Dataset items >>
[Start of section]

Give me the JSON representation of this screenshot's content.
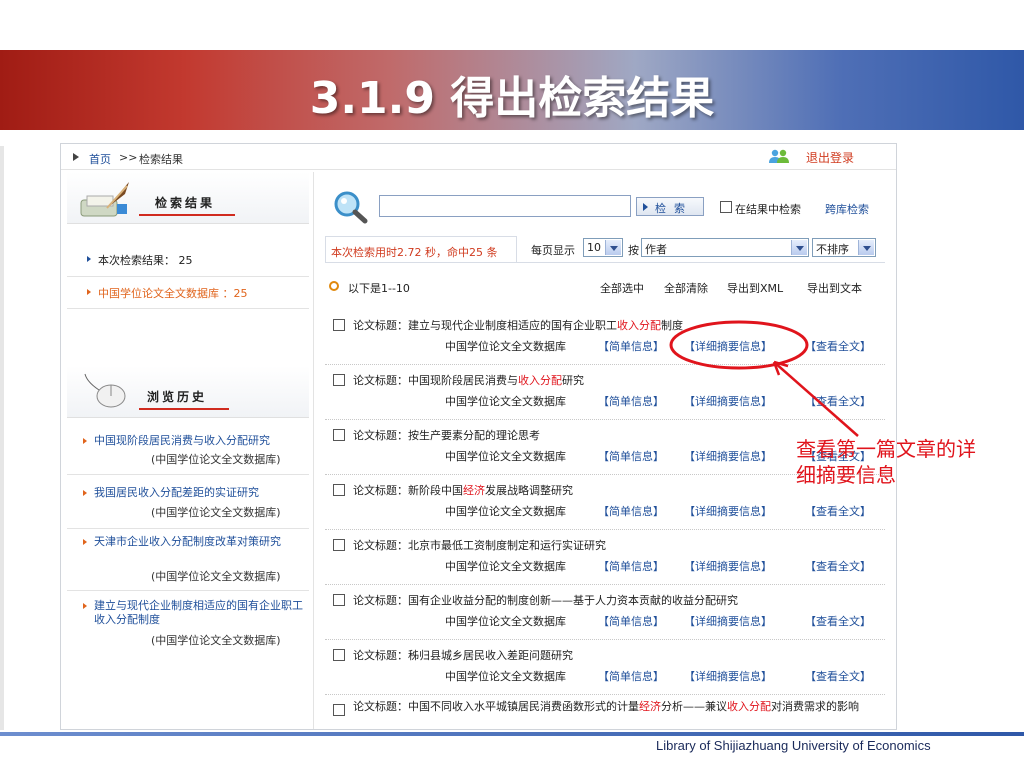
{
  "slide": {
    "title": "3.1.9 得出检索结果",
    "footer": "Library of Shijiazhuang University of Economics"
  },
  "colors": {
    "accent_red": "#d03b1f",
    "link_blue": "#1f4f9a",
    "highlight": "#e0141c"
  },
  "breadcrumb": {
    "home": "首页",
    "sep": ">>",
    "current": "检索结果",
    "logout": "退出登录"
  },
  "left": {
    "results_header": "检索结果",
    "count_label": "本次检索结果：",
    "count_value": "25",
    "db_item": "中国学位论文全文数据库 ：25",
    "history_header": "浏览历史",
    "history": [
      {
        "title": "中国现阶段居民消费与收入分配研究",
        "db": "(中国学位论文全文数据库)"
      },
      {
        "title": "我国居民收入分配差距的实证研究",
        "db": "(中国学位论文全文数据库)"
      },
      {
        "title": "天津市企业收入分配制度改革对策研究",
        "db": "(中国学位论文全文数据库)"
      },
      {
        "title": "建立与现代企业制度相适应的国有企业职工收入分配制度",
        "db": "(中国学位论文全文数据库)"
      }
    ]
  },
  "search": {
    "button": "检索",
    "in_results": "在结果中检索",
    "cross_db": "跨库检索",
    "stats": "本次检索用时2.72 秒，命中25 条",
    "per_page_label": "每页显示",
    "per_page_value": "10",
    "sort_by_label": "按",
    "sort_field": "作者",
    "sort_order": "不排序"
  },
  "toolbar": {
    "range": "以下是1--10",
    "select_all": "全部选中",
    "clear_all": "全部清除",
    "export_xml": "导出到XML",
    "export_text": "导出到文本"
  },
  "record_labels": {
    "prefix": "论文标题：",
    "db": "中国学位论文全文数据库",
    "simple": "【简单信息】",
    "detail": "【详细摘要信息】",
    "fulltext": "【查看全文】"
  },
  "records": [
    {
      "pre": "建立与现代企业制度相适应的国有企业职工",
      "hl": "收入分配",
      "post": "制度"
    },
    {
      "pre": "中国现阶段居民消费与",
      "hl": "收入分配",
      "post": "研究"
    },
    {
      "pre": "按生产要素分配的理论思考",
      "hl": "",
      "post": ""
    },
    {
      "pre": "新阶段中国",
      "hl": "经济",
      "post": "发展战略调整研究"
    },
    {
      "pre": "北京市最低工资制度制定和运行实证研究",
      "hl": "",
      "post": ""
    },
    {
      "pre": "国有企业收益分配的制度创新——基于人力资本贡献的收益分配研究",
      "hl": "",
      "post": ""
    },
    {
      "pre": "秭归县城乡居民收入差距问题研究",
      "hl": "",
      "post": ""
    },
    {
      "pre": "中国不同收入水平城镇居民消费函数形式的计量",
      "hl": "经济",
      "post": "分析——兼议",
      "hl2": "收入分配",
      "post2": "对消费需求的影响"
    }
  ],
  "annotation": {
    "text": "查看第一篇文章的详细摘要信息"
  }
}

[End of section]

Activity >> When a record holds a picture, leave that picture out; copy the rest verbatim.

Task answer >>
Give me the JSON representation of this screenshot's content.
{
  "slide": {
    "title": "3.1.9 得出检索结果",
    "footer": "Library of Shijiazhuang University of Economics"
  },
  "colors": {
    "accent_red": "#d03b1f",
    "link_blue": "#1f4f9a",
    "highlight": "#e0141c"
  },
  "breadcrumb": {
    "home": "首页",
    "sep": ">>",
    "current": "检索结果",
    "logout": "退出登录"
  },
  "left": {
    "results_header": "检索结果",
    "count_label": "本次检索结果：",
    "count_value": "25",
    "db_item": "中国学位论文全文数据库 ：25",
    "history_header": "浏览历史",
    "history": [
      {
        "title": "中国现阶段居民消费与收入分配研究",
        "db": "(中国学位论文全文数据库)"
      },
      {
        "title": "我国居民收入分配差距的实证研究",
        "db": "(中国学位论文全文数据库)"
      },
      {
        "title": "天津市企业收入分配制度改革对策研究",
        "db": "(中国学位论文全文数据库)"
      },
      {
        "title": "建立与现代企业制度相适应的国有企业职工收入分配制度",
        "db": "(中国学位论文全文数据库)"
      }
    ]
  },
  "search": {
    "button": "检索",
    "in_results": "在结果中检索",
    "cross_db": "跨库检索",
    "stats": "本次检索用时2.72 秒，命中25 条",
    "per_page_label": "每页显示",
    "per_page_value": "10",
    "sort_by_label": "按",
    "sort_field": "作者",
    "sort_order": "不排序"
  },
  "toolbar": {
    "range": "以下是1--10",
    "select_all": "全部选中",
    "clear_all": "全部清除",
    "export_xml": "导出到XML",
    "export_text": "导出到文本"
  },
  "record_labels": {
    "prefix": "论文标题：",
    "db": "中国学位论文全文数据库",
    "simple": "【简单信息】",
    "detail": "【详细摘要信息】",
    "fulltext": "【查看全文】"
  },
  "records": [
    {
      "pre": "建立与现代企业制度相适应的国有企业职工",
      "hl": "收入分配",
      "post": "制度"
    },
    {
      "pre": "中国现阶段居民消费与",
      "hl": "收入分配",
      "post": "研究"
    },
    {
      "pre": "按生产要素分配的理论思考",
      "hl": "",
      "post": ""
    },
    {
      "pre": "新阶段中国",
      "hl": "经济",
      "post": "发展战略调整研究"
    },
    {
      "pre": "北京市最低工资制度制定和运行实证研究",
      "hl": "",
      "post": ""
    },
    {
      "pre": "国有企业收益分配的制度创新——基于人力资本贡献的收益分配研究",
      "hl": "",
      "post": ""
    },
    {
      "pre": "秭归县城乡居民收入差距问题研究",
      "hl": "",
      "post": ""
    },
    {
      "pre": "中国不同收入水平城镇居民消费函数形式的计量",
      "hl": "经济",
      "post": "分析——兼议",
      "hl2": "收入分配",
      "post2": "对消费需求的影响"
    }
  ],
  "annotation": {
    "text": "查看第一篇文章的详细摘要信息"
  }
}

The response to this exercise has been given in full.